SUPPLIED RECORDS »
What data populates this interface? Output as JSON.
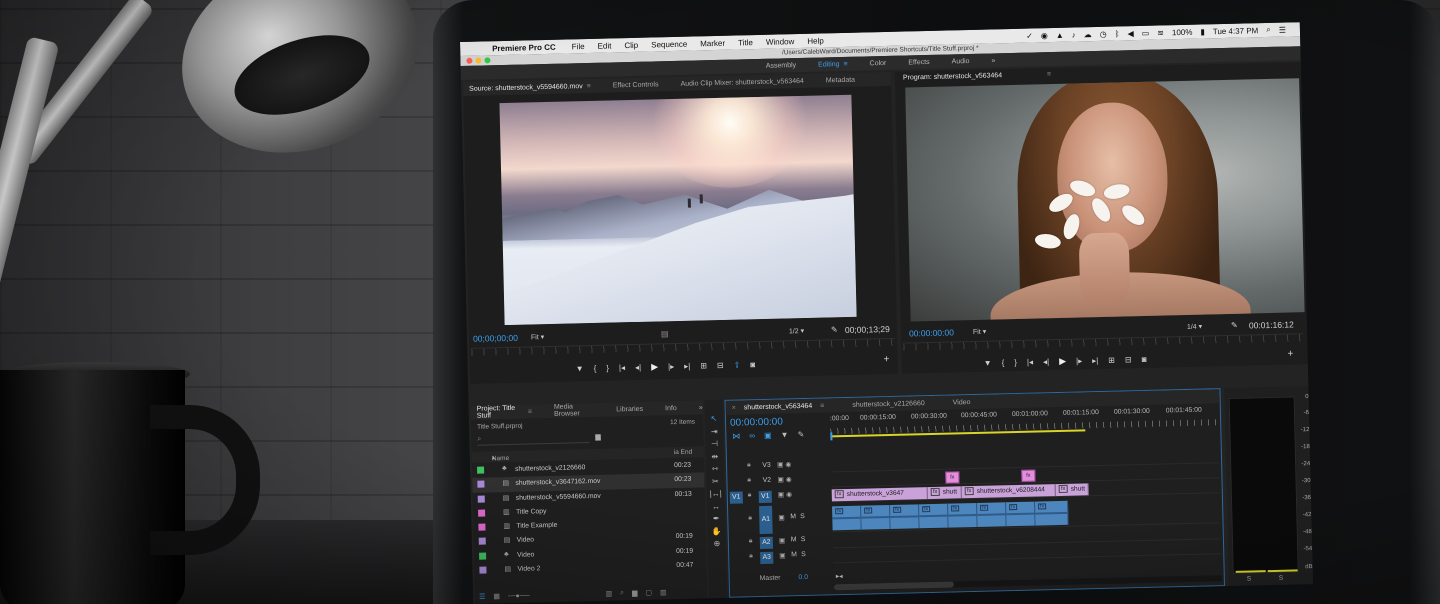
{
  "menubar": {
    "app": "Premiere Pro CC",
    "items": [
      "File",
      "Edit",
      "Clip",
      "Sequence",
      "Marker",
      "Title",
      "Window",
      "Help"
    ],
    "battery": "100%",
    "clock": "Tue 4:37 PM"
  },
  "titlebar": {
    "path": "/Users/CalebWard/Documents/Premiere Shortcuts/Title Stuff.prproj *"
  },
  "workspaces": {
    "items": [
      "Assembly",
      "Editing",
      "Color",
      "Effects",
      "Audio"
    ],
    "active": "Editing",
    "more": "»"
  },
  "source": {
    "tabs": [
      "Source: shutterstock_v5594660.mov",
      "Effect Controls",
      "Audio Clip Mixer: shutterstock_v563464",
      "Metadata"
    ],
    "timecode": "00;00;00;00",
    "fit": "Fit",
    "scale": "1/2",
    "duration": "00;00;13;29"
  },
  "program": {
    "title": "Program: shutterstock_v563464",
    "timecode": "00:00:00:00",
    "fit": "Fit",
    "scale": "1/4",
    "duration": "00:01:16:12"
  },
  "project": {
    "tabs": [
      "Project: Title Stuff",
      "Media Browser",
      "Libraries",
      "Info"
    ],
    "file": "Title Stuff.prproj",
    "count": "12 Items",
    "col_name": "Name",
    "col_end": "ia End",
    "rows": [
      {
        "name": "shutterstock_v2126660",
        "end": "00:23",
        "color": "#3fbf5f",
        "icon": "sequence"
      },
      {
        "name": "shutterstock_v3647162.mov",
        "end": "00:23",
        "color": "#a98ad8",
        "icon": "clip"
      },
      {
        "name": "shutterstock_v5594660.mov",
        "end": "00:13",
        "color": "#a98ad8",
        "icon": "clip"
      },
      {
        "name": "Title Copy",
        "end": "",
        "color": "#e06ad0",
        "icon": "title"
      },
      {
        "name": "Title Example",
        "end": "",
        "color": "#e06ad0",
        "icon": "title"
      },
      {
        "name": "Video",
        "end": "00:19",
        "color": "#a98ad8",
        "icon": "clip"
      },
      {
        "name": "Video",
        "end": "00:19",
        "color": "#3fbf5f",
        "icon": "sequence"
      },
      {
        "name": "Video 2",
        "end": "00:47",
        "color": "#a98ad8",
        "icon": "clip"
      }
    ]
  },
  "timeline": {
    "tabs": [
      "shutterstock_v563464",
      "shutterstock_v2126660",
      "Video"
    ],
    "timecode": "00:00:00:00",
    "ruler": [
      ":00:00",
      "00:00:15:00",
      "00:00:30:00",
      "00:00:45:00",
      "00:01:00:00",
      "00:01:15:00",
      "00:01:30:00",
      "00:01:45:00"
    ],
    "tracks": {
      "v3": "V3",
      "v2": "V2",
      "v1": "V1",
      "v1_src": "V1",
      "a1": "A1",
      "a1_src": "A1",
      "a2": "A2",
      "a3": "A3",
      "mute": "M",
      "solo": "S"
    },
    "clips": {
      "v1_a": "shutterstock_v3647",
      "v1_b": "shutt",
      "v1_c": "shutterstock_v6208444",
      "v1_d": "shutt",
      "fx": "fx"
    },
    "master": {
      "label": "Master",
      "value": "0.0"
    }
  },
  "meters": {
    "scale": [
      "0",
      "-6",
      "-12",
      "-18",
      "-24",
      "-30",
      "-36",
      "-42",
      "-48",
      "-54",
      "dB"
    ],
    "solo_left": "S",
    "solo_right": "S"
  },
  "colors": {
    "accent": "#3d9eea",
    "video_clip": "#c9a2d9",
    "title_clip": "#e48ddc",
    "audio_clip": "#4d85bd"
  }
}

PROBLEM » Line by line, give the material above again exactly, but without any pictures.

YOUR SOLUTION »
What data populates this interface? Output as JSON.
{
  "menubar": {
    "app": "Premiere Pro CC",
    "items": [
      "File",
      "Edit",
      "Clip",
      "Sequence",
      "Marker",
      "Title",
      "Window",
      "Help"
    ],
    "battery": "100%",
    "clock": "Tue 4:37 PM"
  },
  "titlebar": {
    "path": "/Users/CalebWard/Documents/Premiere Shortcuts/Title Stuff.prproj *"
  },
  "workspaces": {
    "items": [
      "Assembly",
      "Editing",
      "Color",
      "Effects",
      "Audio"
    ],
    "active": "Editing",
    "more": "»"
  },
  "source": {
    "tabs": [
      "Source: shutterstock_v5594660.mov",
      "Effect Controls",
      "Audio Clip Mixer: shutterstock_v563464",
      "Metadata"
    ],
    "timecode": "00;00;00;00",
    "fit": "Fit",
    "scale": "1/2",
    "duration": "00;00;13;29"
  },
  "program": {
    "title": "Program: shutterstock_v563464",
    "timecode": "00:00:00:00",
    "fit": "Fit",
    "scale": "1/4",
    "duration": "00:01:16:12"
  },
  "project": {
    "tabs": [
      "Project: Title Stuff",
      "Media Browser",
      "Libraries",
      "Info"
    ],
    "file": "Title Stuff.prproj",
    "count": "12 Items",
    "col_name": "Name",
    "col_end": "ia End",
    "rows": [
      {
        "name": "shutterstock_v2126660",
        "end": "00:23",
        "color": "#3fbf5f",
        "icon": "sequence"
      },
      {
        "name": "shutterstock_v3647162.mov",
        "end": "00:23",
        "color": "#a98ad8",
        "icon": "clip"
      },
      {
        "name": "shutterstock_v5594660.mov",
        "end": "00:13",
        "color": "#a98ad8",
        "icon": "clip"
      },
      {
        "name": "Title Copy",
        "end": "",
        "color": "#e06ad0",
        "icon": "title"
      },
      {
        "name": "Title Example",
        "end": "",
        "color": "#e06ad0",
        "icon": "title"
      },
      {
        "name": "Video",
        "end": "00:19",
        "color": "#a98ad8",
        "icon": "clip"
      },
      {
        "name": "Video",
        "end": "00:19",
        "color": "#3fbf5f",
        "icon": "sequence"
      },
      {
        "name": "Video 2",
        "end": "00:47",
        "color": "#a98ad8",
        "icon": "clip"
      }
    ]
  },
  "timeline": {
    "tabs": [
      "shutterstock_v563464",
      "shutterstock_v2126660",
      "Video"
    ],
    "timecode": "00:00:00:00",
    "ruler": [
      ":00:00",
      "00:00:15:00",
      "00:00:30:00",
      "00:00:45:00",
      "00:01:00:00",
      "00:01:15:00",
      "00:01:30:00",
      "00:01:45:00"
    ],
    "tracks": {
      "v3": "V3",
      "v2": "V2",
      "v1": "V1",
      "v1_src": "V1",
      "a1": "A1",
      "a1_src": "A1",
      "a2": "A2",
      "a3": "A3",
      "mute": "M",
      "solo": "S"
    },
    "clips": {
      "v1_a": "shutterstock_v3647",
      "v1_b": "shutt",
      "v1_c": "shutterstock_v6208444",
      "v1_d": "shutt",
      "fx": "fx"
    },
    "master": {
      "label": "Master",
      "value": "0.0"
    }
  },
  "meters": {
    "scale": [
      "0",
      "-6",
      "-12",
      "-18",
      "-24",
      "-30",
      "-36",
      "-42",
      "-48",
      "-54",
      "dB"
    ],
    "solo_left": "S",
    "solo_right": "S"
  },
  "colors": {
    "accent": "#3d9eea",
    "video_clip": "#c9a2d9",
    "title_clip": "#e48ddc",
    "audio_clip": "#4d85bd"
  }
}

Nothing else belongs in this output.